    But the price is still out of reach for most people as well even in this form…

  • Shane Hurlbuts ISO test could have been really boring but I couldn’t stop watching that model, he’s a genius and that model the sexiest creature on earth, wow!

  • I’m convinced that Canon only made the camera 4K capable is to allow the shake to be removed from shaky footage and still have usable 1080p (or 720p) footage. Especially footage shot at any distance.

    Canon is not making the 1DC for film production. It’s for photo-journalist work in dangerous places and shaky footage.

  • Very interesting to read many of the comments above from obviously a wide spectrum of film and television backgrounds. I just want to give a response to a couple of things.. Firstly this wasn’t a canon paid promo. I approahed them asking to get my hands on a couple of 1DCs, and shoot our own projeç. Try had no input or influence on what we did. In fact canon Australia was suprised the “stills from 4k” was what we were focussing on. Secondly, I’m well aware that this is no way a first, I’ve been a RED follower for a long time. What I did enjoy exploring is the “solo” nature of run and gun shooting that this cam allows. (Ie Balancing it on the glidecam was easy.) One thing that isn’t as easy to appreciate in the film is the print quality. With the prints in front of you it’s easy to forget they are essentially 8bit jpegs. Comparing it to an EPIC i think is like comparing a great high performance BMW to a Formula One car. I totally agree the camera is well overpriced, and the “24fps only” is very limiting but I do see a place for this camera for news gatherers and certain hybrid-senarios. The 5Dm2 had so many crtisisms when it was released (in terms of compression, lack of DR, no timecode etc) and it did find a place for filmmakers. The only BIG difference I see here is that the price is very prohibitive and displays aren’t in place for the masses to soak-up the picture quality at 4k. Its been a fascinating debate all the same.
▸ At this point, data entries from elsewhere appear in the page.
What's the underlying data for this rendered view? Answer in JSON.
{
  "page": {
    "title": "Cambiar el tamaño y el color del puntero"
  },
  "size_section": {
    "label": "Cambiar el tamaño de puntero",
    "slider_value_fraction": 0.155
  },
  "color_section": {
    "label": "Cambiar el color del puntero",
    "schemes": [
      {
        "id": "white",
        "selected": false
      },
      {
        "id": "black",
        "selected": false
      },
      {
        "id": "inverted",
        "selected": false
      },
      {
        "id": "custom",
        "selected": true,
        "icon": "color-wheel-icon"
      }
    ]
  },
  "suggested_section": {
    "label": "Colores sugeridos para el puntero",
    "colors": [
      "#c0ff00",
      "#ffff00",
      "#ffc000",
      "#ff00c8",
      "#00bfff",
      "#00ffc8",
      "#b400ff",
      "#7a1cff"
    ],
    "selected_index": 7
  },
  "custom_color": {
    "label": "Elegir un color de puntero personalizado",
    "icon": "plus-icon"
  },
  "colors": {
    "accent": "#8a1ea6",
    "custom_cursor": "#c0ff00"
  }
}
    • Couple of quick thoughts — (1) the extra dynamic range and lowlight of this camera are exciting, quite apart from the 4K; (2) for me personally, the image out of this cam looks good, regardless of colour depth; I’ve never entirely liked the look of the C300 and C100, though going by specs maybe you’d think they’d produce a similar image; I suppose internal processing is the difference; not sure; (3) rental option! Say they cost $400 to hire for a weekend, and you needed three of them for a wedding, is that so unrealistic to build into the price of a package? Or companies that shoot with just one highlights person and one or two documentary people could hire just one 1DC.

  • If this camera had raw or close to it at 2K, I would get it! 4K is awesome, but I’d much rather have a Full Frame 2K raw any day. Why doesn’t someone make this! Canon, or somebody, could make a 2k raw full frame camera that would give just as good of a “film look” as red, and do it much cheaper.